and of entrance into salvation is implicitly Arminian—a denial of
salvation by grace. This should be clear to anyone who understands the
doctrines of grace.
It is even clearer when we understand that water
baptism is only the sign of baptism. The real baptism is the
washing away of sins by the blood of Jesus Christ (Rom.
Titus 3:5). The real baptism is not something that depends on our
believing response, or even follows our response, but is "without our
knowledge." Indeed, it was principally accomplished already at the
cross, long before we were born (Rom.
5:8). How fitting that the sign should match the reality at this
Not only that, but we actually receive true baptism,
the washing away of our sins, as soon as we are reborn into the
family of God. At that time we are still "infants" in understanding and
5:12-14). Is it so strange, then, that we should receive the sign of
baptism at the time of our first birth and when we are still infants?
Baptism as the sign of salvation ought to reflect the
character of that salvation, especially its free and gracious character.
It does that in a very wonderful and beautiful way when infants are
baptized. In fact, it is our conviction that only the teaching of infant
baptism fits the doctrines of grace and the truth that salvation is by
grace alone without works. What a beautiful picture of salvation by
sovereign grace it is when a tiny infant, not even aware of what is
happening to him, receives the sign of God's grace and salvation through
the blood of Jesus! Just as that infant receives salvation "without his
knowledge," so also he receives baptism as the sign of that salvation
"without his knowledge."
All this is the reason why
Mark 10:13-16 is sometimes used a proof for infant baptism even
though it does not mention baptism at all. The children who were brought
to Jesus were infants (the Greek word shows this, as does the fact that
they were "brought"). And, without even the possibility of any kind of
believing response from them, Jesus grants them salvation; for what else
is it, in being brought to Him, being received by Him, and blessed by
Him, but to be saved in Him? The argument, therefore, is that insofar as
these infants received salvation from Him, the sign of that same
salvation should not be withheld from them. How could it be withheld?
The Belgic Confession of Faith uses this same
argument (Article 34):
And indeed Christ shed his blood no less for
the washing of the children of the faithful, than for adult persons; and
therefore they ought to receive the sign and sacrament of that, which
Christ hath done for them.
When an infant is baptized, therefore, it must be on
some other ground than his believing response to the Gospel promises. He
is incapable of such a response. He must, in fact, be baptized simply on
the ground of God's promise to be the God of His people and of their

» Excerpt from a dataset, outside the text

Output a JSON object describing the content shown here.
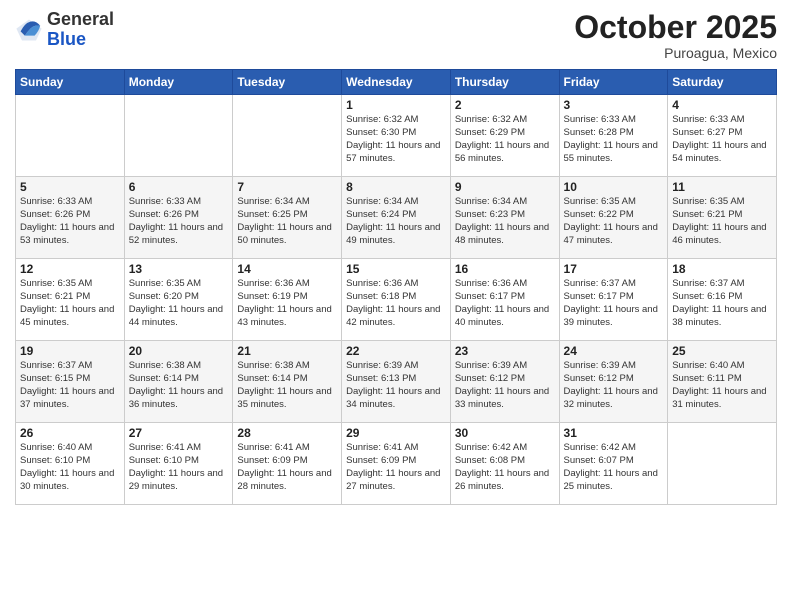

Acts 2:39). Because of that promise of God we may expect a response
from him in later life, but neither his salvation nor his receiving the
sign of that salvation depends on his response.
This promise does not mean that every baptized infant
will be saved. Nor does some vain hope for the salvation of all
their children cause believing parents to have their children baptized.
The foundation for infant baptism is the PROMISE of God made to
believers that He will be their God and the God of their children (Gen.
Acts 2:39). Believing parents, therefore, expect that God will
gather His elect from among their children and have their children
baptized in the sure hope that God who promised will also perform it.
But why should all our children be baptized, when we
know that not all will be saved? For the same reason that we bring them
all under the preaching of the gospel. Believing parents have all
their children baptized because they understand that baptism is a kind
of visible gospel that will have the same twofold fruit among their
children that the preaching of the gospel has, according to God's own
purpose in predestination. Baptism, like the gospel, they believe, will
be used by God for the salvation of those of their children who are
elect, and for the condemnation of the rest.
Thus infant baptism teaches us that salvation does
not depend on us, but on the sovereign grace of God, who grants
salvation to sinners in the same way that they came under condemnation
in Adam, that is, without their knowledge.